Activity =>
Your answer must be every line of the data that contains "lehetőségek".

Data shown =>
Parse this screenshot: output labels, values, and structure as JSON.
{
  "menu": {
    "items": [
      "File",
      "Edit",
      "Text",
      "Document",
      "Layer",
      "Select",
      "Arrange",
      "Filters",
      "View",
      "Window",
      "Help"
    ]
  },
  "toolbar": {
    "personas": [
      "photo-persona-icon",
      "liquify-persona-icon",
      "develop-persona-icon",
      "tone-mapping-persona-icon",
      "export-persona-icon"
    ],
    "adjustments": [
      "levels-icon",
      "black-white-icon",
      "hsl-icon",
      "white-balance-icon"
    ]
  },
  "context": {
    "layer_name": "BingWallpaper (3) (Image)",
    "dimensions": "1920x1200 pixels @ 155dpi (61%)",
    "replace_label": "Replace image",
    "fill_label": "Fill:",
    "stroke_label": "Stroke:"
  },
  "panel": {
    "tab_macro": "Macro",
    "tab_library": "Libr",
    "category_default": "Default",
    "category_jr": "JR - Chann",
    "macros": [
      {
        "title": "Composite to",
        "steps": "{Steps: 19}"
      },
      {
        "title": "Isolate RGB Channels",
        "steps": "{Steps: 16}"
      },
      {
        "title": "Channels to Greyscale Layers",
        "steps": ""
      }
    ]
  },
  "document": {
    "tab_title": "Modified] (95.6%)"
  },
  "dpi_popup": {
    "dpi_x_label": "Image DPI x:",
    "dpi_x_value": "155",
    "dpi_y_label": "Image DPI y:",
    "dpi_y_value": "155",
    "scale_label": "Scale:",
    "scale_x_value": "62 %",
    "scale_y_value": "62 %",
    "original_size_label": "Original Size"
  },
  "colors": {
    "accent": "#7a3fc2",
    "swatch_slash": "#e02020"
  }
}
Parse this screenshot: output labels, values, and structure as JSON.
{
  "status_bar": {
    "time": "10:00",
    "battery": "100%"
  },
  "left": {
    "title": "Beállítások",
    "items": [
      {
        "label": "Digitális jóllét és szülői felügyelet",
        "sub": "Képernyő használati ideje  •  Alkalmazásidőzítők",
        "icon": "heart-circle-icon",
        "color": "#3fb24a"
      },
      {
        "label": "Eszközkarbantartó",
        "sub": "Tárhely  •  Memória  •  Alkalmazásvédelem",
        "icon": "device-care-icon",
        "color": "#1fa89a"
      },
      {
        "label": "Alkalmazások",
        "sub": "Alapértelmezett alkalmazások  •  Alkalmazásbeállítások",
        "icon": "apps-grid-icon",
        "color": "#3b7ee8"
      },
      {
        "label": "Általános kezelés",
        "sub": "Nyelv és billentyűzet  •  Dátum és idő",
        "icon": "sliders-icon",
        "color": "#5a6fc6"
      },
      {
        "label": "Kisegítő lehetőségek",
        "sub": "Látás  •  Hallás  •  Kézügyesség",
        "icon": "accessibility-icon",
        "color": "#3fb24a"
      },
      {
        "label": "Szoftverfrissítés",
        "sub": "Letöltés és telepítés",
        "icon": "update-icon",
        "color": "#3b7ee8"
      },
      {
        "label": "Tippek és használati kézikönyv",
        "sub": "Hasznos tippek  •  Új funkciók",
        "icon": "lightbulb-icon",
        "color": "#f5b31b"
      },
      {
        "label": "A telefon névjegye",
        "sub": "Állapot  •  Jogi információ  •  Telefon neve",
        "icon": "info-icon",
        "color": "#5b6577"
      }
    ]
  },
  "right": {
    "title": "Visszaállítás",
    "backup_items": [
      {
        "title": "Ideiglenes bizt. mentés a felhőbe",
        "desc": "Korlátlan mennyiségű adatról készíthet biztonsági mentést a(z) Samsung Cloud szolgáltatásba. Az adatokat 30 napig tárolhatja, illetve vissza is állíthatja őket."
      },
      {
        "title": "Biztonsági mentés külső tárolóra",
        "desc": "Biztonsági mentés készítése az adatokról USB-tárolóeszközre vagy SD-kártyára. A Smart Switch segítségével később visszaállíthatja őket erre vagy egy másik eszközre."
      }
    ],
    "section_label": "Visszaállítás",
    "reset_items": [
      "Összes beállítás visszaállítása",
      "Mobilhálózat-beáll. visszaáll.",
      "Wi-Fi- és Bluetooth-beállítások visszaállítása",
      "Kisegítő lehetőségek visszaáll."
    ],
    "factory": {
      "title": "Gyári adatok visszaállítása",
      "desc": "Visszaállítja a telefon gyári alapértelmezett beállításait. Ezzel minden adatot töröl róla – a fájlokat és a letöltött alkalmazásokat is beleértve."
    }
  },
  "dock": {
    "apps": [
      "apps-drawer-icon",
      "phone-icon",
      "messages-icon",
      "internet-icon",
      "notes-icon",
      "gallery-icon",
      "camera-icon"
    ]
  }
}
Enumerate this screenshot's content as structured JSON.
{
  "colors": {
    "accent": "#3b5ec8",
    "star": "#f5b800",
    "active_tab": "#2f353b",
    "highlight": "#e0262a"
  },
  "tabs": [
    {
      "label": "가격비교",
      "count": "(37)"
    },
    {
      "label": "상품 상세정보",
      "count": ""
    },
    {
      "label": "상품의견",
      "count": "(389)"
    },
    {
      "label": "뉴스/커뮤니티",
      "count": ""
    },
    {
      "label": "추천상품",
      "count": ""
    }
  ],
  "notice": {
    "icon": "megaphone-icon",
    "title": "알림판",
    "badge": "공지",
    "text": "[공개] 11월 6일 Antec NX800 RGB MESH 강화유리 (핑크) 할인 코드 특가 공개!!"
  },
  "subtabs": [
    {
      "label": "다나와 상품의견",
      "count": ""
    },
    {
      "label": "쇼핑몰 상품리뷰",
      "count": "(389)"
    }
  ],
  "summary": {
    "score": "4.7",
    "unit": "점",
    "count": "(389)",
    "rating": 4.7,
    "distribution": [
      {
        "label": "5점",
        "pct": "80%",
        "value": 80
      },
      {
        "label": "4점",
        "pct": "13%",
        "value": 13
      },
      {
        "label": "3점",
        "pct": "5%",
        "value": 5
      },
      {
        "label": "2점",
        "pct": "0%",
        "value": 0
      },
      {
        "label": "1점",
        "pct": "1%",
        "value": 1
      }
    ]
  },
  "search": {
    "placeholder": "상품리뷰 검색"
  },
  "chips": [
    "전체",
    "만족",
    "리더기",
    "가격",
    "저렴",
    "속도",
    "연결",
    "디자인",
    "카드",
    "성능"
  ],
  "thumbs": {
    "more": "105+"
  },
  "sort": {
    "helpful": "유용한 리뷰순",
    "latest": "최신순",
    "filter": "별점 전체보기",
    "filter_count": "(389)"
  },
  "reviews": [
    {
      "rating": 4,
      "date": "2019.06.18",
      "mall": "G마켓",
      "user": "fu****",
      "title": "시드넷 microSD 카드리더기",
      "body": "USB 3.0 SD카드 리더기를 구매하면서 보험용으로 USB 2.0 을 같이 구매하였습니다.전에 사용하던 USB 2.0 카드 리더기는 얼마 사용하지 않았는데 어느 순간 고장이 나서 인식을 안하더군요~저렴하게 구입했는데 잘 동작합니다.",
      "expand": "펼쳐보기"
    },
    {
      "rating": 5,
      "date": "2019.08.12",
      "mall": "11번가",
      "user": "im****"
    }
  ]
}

Solution =>
        "label": "Kisegítő lehetőségek",
      "Kisegítő lehetőségek visszaáll."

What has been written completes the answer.